Report back every line of the entries that contains "Touch", exactly as written.
-- PROVIDED ENTRIES follows --
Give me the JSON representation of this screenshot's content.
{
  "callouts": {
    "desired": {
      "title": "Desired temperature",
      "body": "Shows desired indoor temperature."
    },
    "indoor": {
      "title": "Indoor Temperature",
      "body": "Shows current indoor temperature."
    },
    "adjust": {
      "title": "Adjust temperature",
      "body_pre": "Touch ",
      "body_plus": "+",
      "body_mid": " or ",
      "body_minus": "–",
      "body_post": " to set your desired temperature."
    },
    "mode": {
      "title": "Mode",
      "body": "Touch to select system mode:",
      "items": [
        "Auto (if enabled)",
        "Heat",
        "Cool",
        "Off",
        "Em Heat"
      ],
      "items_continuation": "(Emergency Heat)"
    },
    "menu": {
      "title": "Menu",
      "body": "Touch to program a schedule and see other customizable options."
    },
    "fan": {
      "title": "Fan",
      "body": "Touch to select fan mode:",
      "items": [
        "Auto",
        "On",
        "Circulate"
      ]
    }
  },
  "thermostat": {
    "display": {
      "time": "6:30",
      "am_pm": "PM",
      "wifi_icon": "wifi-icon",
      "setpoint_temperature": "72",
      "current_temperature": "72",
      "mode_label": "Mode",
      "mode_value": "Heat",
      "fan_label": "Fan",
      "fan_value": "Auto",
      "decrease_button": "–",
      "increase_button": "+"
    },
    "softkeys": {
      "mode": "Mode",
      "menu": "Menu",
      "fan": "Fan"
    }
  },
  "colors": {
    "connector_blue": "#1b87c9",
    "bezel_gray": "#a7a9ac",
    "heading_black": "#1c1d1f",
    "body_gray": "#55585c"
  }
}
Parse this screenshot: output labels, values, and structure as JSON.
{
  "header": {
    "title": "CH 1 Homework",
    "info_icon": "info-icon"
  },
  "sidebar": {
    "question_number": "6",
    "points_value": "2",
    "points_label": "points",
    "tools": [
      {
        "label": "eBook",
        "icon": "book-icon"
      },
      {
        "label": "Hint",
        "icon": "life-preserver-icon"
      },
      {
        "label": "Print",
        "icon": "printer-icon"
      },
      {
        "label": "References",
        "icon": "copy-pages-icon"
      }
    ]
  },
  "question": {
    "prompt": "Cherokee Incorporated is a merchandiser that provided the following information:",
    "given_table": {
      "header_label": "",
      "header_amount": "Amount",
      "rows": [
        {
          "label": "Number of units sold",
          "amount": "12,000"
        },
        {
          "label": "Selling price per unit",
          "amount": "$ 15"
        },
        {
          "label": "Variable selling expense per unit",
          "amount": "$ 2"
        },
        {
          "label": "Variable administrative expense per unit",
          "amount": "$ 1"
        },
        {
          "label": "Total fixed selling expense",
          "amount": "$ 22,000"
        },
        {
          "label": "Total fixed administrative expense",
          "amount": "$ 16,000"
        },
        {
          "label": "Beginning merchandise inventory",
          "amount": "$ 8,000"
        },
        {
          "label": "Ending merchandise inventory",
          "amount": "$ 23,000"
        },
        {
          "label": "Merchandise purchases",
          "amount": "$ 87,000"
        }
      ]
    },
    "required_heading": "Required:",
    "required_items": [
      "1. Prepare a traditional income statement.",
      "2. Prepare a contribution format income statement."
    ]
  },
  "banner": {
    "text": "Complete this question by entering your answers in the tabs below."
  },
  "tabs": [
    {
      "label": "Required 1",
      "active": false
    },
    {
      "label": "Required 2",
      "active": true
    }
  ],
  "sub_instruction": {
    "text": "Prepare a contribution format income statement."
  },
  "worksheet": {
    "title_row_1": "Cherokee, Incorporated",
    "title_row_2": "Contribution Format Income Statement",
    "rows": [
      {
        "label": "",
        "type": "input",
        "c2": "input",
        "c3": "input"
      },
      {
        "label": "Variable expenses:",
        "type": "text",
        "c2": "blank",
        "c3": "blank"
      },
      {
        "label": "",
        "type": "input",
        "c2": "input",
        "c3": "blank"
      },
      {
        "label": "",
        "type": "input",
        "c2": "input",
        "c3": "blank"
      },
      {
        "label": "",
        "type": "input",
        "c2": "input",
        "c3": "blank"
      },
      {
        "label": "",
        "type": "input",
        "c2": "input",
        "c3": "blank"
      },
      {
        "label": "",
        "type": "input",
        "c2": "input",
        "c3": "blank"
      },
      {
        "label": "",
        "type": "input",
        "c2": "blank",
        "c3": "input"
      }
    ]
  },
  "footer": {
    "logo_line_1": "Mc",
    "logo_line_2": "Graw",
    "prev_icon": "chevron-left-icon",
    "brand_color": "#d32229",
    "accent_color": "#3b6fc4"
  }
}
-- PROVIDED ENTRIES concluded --
▶ [ANSWER TO THE PROBLEM]
      "body_pre": "Touch ",
      "body": "Touch to select system mode:",
      "body": "Touch to program a schedule and see other customizable options."
      "body": "Touch to select fan mode:",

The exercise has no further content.